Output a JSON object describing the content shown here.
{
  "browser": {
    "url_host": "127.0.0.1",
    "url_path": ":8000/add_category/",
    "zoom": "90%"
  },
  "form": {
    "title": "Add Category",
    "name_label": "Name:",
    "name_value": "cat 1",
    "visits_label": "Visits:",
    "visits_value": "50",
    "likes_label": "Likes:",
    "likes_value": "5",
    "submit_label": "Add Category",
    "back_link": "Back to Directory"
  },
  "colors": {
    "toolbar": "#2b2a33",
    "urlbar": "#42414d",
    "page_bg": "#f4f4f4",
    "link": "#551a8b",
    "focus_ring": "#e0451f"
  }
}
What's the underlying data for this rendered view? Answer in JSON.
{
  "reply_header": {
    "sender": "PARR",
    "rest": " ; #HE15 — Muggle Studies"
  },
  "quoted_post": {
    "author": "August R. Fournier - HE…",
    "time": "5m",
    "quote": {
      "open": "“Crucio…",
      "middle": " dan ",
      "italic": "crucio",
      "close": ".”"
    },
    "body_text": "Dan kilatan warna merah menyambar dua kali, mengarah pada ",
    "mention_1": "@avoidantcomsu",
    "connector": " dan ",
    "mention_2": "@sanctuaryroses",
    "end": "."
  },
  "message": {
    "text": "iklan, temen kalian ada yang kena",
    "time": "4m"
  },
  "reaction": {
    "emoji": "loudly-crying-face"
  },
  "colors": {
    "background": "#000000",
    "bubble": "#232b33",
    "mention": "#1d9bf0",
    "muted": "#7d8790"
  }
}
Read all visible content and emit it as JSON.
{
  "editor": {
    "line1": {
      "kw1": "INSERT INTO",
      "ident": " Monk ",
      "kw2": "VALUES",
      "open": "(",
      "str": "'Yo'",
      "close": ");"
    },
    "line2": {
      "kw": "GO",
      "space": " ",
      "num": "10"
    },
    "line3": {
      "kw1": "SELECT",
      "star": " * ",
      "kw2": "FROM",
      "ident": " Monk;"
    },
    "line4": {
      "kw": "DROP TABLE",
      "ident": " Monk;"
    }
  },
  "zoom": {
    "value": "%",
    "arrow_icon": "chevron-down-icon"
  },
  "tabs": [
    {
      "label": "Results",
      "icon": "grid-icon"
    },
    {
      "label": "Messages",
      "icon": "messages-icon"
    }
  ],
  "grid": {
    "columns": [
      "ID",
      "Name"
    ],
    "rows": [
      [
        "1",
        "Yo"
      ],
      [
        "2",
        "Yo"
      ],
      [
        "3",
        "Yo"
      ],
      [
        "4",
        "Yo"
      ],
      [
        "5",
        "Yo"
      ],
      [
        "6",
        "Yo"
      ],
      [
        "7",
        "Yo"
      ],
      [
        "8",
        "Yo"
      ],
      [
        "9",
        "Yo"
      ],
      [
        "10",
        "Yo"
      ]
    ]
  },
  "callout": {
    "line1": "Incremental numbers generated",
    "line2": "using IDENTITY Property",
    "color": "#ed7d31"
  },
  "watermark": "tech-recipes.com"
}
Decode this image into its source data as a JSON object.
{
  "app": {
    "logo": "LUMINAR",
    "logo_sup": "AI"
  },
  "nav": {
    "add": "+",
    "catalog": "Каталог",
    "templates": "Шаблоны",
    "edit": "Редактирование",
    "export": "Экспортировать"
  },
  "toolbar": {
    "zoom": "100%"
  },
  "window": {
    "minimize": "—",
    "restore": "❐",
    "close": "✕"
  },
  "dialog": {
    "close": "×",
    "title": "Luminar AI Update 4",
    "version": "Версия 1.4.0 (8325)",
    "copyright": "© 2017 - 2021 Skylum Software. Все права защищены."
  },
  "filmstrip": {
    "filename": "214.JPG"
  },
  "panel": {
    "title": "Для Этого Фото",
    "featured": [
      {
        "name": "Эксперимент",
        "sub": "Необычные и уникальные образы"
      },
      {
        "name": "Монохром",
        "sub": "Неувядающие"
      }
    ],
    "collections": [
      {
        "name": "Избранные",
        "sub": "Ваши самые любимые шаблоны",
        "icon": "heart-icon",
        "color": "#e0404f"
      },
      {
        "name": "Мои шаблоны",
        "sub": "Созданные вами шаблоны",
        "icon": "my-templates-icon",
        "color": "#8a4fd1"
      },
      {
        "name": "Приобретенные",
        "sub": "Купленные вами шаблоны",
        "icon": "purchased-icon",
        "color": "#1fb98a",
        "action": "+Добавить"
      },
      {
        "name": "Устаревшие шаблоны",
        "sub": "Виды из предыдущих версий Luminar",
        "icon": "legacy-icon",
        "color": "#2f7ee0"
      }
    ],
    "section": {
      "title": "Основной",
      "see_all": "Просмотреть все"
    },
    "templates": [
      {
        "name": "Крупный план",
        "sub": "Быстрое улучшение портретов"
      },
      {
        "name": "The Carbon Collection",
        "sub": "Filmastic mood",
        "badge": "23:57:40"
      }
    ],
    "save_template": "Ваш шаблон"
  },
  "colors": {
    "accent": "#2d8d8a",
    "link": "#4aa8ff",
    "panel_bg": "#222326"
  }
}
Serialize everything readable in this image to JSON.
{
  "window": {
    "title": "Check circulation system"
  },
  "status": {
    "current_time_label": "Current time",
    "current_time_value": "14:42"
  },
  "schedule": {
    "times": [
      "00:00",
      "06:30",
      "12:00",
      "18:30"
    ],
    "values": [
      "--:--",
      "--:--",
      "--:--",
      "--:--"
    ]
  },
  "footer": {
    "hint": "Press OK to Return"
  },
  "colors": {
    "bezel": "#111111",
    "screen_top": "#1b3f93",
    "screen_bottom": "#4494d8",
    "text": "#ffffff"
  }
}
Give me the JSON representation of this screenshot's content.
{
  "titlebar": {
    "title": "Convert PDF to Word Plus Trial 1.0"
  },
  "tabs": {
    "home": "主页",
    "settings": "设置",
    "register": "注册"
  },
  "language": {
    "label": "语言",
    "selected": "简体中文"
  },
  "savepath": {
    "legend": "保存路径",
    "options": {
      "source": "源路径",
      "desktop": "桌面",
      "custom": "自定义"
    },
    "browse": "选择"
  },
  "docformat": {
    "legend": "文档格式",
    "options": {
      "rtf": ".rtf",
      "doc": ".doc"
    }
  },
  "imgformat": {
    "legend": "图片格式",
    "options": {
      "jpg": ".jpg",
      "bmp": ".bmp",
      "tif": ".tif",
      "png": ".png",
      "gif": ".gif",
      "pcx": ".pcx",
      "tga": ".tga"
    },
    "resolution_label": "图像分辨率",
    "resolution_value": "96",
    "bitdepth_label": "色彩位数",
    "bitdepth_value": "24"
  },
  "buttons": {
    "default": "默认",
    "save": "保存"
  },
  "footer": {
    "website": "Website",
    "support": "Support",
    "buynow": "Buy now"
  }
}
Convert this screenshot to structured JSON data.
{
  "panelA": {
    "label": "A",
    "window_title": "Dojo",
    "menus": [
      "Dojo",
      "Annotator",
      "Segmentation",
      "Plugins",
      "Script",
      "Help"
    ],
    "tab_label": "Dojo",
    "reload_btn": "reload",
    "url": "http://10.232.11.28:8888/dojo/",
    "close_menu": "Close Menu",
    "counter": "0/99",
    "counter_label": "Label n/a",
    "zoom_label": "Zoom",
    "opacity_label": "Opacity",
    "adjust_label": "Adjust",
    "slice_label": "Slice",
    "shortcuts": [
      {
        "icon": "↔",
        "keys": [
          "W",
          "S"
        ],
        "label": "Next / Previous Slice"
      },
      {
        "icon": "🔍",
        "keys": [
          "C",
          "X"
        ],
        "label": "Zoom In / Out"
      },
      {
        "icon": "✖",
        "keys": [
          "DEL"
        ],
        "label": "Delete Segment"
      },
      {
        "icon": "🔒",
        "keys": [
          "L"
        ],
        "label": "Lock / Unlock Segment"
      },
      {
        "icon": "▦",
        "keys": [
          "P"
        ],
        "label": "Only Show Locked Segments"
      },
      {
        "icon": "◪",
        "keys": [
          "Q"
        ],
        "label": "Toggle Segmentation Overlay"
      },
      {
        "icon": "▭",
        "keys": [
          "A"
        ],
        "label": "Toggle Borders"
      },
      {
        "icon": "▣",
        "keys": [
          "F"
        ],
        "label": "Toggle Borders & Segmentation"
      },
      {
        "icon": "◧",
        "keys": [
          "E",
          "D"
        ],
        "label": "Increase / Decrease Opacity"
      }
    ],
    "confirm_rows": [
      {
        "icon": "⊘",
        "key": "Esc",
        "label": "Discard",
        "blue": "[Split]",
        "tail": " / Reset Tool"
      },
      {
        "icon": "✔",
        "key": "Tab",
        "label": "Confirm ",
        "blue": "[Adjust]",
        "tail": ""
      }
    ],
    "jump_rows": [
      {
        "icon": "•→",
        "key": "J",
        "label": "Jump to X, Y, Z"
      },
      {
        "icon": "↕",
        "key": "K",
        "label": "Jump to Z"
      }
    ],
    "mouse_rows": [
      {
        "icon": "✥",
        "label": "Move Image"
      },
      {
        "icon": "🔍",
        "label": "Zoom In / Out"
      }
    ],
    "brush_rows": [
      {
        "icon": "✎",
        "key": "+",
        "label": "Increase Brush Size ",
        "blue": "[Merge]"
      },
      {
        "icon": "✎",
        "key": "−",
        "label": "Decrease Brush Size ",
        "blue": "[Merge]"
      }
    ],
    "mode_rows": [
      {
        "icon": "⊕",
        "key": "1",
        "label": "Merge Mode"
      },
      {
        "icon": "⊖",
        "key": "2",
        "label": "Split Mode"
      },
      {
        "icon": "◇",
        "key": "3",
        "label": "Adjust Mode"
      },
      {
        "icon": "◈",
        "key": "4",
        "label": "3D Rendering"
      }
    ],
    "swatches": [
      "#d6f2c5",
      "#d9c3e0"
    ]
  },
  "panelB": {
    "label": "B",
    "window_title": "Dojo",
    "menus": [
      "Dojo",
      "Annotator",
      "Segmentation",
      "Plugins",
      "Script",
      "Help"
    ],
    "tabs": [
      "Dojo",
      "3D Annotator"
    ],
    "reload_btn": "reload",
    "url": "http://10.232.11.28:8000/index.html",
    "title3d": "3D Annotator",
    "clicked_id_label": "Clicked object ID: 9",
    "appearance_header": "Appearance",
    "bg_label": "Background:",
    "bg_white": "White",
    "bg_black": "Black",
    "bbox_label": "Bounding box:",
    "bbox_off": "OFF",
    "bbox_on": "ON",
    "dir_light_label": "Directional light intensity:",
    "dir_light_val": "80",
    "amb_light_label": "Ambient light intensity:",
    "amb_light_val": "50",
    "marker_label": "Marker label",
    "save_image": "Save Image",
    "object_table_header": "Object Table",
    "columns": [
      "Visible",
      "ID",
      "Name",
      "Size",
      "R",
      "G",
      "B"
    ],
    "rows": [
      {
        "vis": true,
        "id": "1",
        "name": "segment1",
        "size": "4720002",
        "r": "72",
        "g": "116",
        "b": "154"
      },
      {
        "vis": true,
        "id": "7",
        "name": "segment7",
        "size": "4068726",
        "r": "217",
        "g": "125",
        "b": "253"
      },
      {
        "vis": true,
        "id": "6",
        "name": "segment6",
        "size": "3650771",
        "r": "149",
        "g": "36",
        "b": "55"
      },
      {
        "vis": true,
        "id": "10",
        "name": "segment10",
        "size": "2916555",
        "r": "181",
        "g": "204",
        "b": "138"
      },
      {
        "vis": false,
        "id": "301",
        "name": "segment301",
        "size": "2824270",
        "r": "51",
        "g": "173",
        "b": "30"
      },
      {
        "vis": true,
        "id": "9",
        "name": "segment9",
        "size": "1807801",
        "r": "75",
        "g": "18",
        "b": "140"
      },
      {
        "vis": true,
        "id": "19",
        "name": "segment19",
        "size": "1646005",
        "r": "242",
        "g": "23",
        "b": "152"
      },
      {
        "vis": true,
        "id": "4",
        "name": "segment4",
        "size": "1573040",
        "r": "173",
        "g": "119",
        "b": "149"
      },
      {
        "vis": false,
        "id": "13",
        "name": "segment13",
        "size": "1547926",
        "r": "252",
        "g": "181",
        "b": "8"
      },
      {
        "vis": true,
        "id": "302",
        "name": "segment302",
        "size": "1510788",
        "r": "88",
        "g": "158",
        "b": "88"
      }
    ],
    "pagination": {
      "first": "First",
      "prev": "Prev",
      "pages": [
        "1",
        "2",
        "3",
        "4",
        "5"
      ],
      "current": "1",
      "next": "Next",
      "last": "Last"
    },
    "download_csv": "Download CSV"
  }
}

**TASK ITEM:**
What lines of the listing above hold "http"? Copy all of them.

**RESULT OF THIS TASK:**
    "url": "http://10.232.11.28:8888/dojo/",
    "url": "http://10.232.11.28:8000/index.html",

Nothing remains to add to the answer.